If you are a pastor, almost certainly you have at least a few individuals in your congregation who fit this description. So as you prepare to shepherd your tenderhearted souls through their struggles with assurance, let me recommend a few resources. Books, articles, and lectures on assurance of salvation are legion, but here are a few that I’ve found particularly helpful in this area:
- “The Assurance of Faith”, essay by Peter Jensen (a must read for everybody, especially misguided souls seeking assurance in an experience)
- “The Pastoral Heart of the Reformation” and “Knowing God: The Importance of Grace”, lectures by Carl Trueman (rely heavily on Luther’s theology of knowing a gracious God)
- Don Carson on Assurance, a collection of resources complied by Andy Naselli (what could I say to commend Carson?)
- “Thoughts on The Assurance of Faith”, essay by Augustus Toplady (Toplady was an instrumental preacher in the Great Awakening; this is short but speaks powerfully to those excessively concerned with the strength of their faith)
- Ten Questions to Diagnose Your Spiritual Health by Donald Whitney (a little book the Lord used profoundly in my own life to help me biblically evaluate the state of my soul)
- The Bruised Reed by Richard Sibbes (a wonderful spiritual tonic for the weak, doubting Christian)
- The Proper Distinction Between Law and Gospel, Theses IX, XI, XVII, and XXII, by C.F.W. Walther (the author is a conservative, confessional Lutheran, so his understanding of regeneration is somewhat different, but he has some really helpful things to say to those of us who are overly introspective and subjective)
- Thoughts on Religious Experience by Archibald Alexander (especially helpful for ministering to those with chronic “melancholy” or spiritual depression)
I’d be interested in your experiences. Would any of you describe yourselves as tenderhearted souls? If so, what have you found helpful for enjoying assurance of salvation?

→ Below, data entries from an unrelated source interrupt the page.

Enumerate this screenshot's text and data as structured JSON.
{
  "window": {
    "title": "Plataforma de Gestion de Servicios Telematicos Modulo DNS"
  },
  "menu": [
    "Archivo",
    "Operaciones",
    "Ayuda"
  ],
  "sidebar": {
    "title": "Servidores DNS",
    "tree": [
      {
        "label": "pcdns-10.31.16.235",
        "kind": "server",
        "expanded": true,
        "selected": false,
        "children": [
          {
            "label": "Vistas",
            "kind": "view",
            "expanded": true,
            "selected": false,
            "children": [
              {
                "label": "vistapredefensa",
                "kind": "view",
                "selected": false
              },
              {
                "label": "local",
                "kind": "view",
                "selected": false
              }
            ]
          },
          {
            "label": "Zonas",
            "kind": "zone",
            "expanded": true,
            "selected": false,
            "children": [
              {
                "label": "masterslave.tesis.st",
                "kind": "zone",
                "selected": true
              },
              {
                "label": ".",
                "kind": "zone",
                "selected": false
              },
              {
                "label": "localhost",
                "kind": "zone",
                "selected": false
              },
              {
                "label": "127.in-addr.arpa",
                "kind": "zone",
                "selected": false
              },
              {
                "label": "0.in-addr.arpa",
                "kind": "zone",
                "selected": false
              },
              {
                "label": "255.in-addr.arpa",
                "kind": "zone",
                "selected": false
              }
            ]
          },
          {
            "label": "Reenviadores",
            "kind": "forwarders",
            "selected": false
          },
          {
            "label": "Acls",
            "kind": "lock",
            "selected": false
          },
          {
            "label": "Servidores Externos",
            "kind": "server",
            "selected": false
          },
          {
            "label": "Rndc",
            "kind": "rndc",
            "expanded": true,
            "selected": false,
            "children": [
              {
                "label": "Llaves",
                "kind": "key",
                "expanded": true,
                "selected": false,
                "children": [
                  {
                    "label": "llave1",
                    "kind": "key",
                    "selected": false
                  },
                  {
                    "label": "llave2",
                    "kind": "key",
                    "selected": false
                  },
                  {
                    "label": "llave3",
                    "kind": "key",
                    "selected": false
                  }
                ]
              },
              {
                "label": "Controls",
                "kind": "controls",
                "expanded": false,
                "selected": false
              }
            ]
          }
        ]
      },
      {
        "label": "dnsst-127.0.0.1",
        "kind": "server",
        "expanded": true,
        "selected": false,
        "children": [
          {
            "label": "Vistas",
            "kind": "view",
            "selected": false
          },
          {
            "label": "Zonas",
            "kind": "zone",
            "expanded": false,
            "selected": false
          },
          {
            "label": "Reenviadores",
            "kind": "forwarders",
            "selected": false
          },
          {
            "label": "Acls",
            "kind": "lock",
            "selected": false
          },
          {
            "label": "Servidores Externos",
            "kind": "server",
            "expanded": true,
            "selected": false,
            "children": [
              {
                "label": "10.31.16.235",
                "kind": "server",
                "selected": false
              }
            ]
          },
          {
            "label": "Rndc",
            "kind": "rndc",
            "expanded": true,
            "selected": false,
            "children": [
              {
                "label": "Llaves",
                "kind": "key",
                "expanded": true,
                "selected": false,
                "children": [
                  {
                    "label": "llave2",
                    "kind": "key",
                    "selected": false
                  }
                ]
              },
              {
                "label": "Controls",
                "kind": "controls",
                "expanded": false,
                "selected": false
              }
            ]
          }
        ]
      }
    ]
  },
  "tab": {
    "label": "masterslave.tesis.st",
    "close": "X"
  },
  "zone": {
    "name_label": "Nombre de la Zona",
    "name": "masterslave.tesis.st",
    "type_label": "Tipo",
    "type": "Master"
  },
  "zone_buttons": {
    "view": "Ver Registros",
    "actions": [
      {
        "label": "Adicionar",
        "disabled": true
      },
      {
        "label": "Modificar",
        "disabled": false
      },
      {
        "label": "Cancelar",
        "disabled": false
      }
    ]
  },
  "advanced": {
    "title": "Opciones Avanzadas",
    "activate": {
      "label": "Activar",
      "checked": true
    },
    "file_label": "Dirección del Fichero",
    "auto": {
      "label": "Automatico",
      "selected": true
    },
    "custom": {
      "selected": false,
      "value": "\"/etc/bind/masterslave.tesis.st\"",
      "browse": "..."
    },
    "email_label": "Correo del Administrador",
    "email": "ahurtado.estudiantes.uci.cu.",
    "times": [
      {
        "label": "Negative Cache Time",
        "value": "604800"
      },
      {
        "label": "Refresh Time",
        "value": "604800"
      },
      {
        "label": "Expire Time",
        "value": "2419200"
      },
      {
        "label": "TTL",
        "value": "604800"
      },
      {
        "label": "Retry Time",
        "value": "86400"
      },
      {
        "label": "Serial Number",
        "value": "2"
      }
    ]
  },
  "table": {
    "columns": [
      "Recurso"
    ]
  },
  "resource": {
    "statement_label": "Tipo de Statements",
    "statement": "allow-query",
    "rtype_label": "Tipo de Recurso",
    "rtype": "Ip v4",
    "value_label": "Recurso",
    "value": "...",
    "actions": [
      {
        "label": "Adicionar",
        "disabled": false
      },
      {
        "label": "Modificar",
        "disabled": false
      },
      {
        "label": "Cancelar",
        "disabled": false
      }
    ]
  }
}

Timothy Raymond is an editor for Credo Magazine and has been the pastor of Trinity Baptist Church in Muncie, Indiana since April 2006. He received his MDiv from the Baptist Bible Seminary of Pennsylvania in 2004 and has pursued further education through the Christian Counseling and Educational Foundation.